● **GOAL OF THE EXERCISE**
Copy out each line of the data that holds the word "Monotone".

..............................

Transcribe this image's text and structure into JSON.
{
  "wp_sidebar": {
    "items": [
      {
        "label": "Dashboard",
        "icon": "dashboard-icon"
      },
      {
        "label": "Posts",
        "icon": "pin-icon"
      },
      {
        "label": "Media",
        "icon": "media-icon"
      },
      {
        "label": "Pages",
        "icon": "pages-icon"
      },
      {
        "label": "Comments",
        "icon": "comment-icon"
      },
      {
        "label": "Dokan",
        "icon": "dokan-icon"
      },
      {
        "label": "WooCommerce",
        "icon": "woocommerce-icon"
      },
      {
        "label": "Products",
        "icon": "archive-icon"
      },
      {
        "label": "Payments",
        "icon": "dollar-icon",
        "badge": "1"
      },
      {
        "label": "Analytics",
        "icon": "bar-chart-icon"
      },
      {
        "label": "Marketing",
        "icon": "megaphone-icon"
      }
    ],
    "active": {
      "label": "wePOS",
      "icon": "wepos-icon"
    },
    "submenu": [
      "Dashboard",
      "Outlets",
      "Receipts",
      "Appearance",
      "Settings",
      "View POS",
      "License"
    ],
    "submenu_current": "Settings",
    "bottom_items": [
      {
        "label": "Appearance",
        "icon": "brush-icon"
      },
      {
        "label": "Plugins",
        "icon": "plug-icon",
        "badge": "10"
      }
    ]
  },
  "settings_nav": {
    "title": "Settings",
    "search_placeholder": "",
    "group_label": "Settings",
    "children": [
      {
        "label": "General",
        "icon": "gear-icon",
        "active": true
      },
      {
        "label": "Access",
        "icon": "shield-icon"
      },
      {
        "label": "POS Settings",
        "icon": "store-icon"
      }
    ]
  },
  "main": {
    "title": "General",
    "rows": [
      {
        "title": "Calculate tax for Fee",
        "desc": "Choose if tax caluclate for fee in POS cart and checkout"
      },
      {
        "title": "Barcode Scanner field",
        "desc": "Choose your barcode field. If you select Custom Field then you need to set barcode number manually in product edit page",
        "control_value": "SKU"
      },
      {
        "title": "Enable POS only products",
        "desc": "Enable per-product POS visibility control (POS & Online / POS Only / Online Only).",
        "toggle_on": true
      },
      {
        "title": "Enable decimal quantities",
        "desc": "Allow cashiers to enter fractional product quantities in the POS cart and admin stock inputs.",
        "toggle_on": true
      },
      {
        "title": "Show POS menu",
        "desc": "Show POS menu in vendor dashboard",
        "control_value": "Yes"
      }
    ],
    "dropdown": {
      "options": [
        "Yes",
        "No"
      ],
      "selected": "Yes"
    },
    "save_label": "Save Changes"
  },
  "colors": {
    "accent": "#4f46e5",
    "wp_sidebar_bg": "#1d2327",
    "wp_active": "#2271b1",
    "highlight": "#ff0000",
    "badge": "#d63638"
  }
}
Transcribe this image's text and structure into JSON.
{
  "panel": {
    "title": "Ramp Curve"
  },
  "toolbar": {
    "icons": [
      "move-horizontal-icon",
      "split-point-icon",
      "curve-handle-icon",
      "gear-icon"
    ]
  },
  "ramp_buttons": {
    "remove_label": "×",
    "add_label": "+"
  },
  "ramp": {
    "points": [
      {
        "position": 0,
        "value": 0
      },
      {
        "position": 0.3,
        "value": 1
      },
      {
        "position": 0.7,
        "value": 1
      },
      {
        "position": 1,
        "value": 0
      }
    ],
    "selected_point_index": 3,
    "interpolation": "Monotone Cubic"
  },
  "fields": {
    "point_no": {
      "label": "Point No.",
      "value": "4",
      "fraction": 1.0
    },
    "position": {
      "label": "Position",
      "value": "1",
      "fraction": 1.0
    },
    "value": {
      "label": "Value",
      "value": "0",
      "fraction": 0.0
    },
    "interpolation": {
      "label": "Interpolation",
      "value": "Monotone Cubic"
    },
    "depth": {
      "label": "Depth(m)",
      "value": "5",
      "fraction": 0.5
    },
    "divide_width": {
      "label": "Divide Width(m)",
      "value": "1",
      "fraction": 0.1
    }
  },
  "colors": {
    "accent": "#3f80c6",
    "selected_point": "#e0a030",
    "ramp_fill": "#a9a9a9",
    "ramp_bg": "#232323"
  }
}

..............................

● **OUTPUT OF THE TASK**
    "interpolation": "Monotone Cubic"
      "value": "Monotone Cubic"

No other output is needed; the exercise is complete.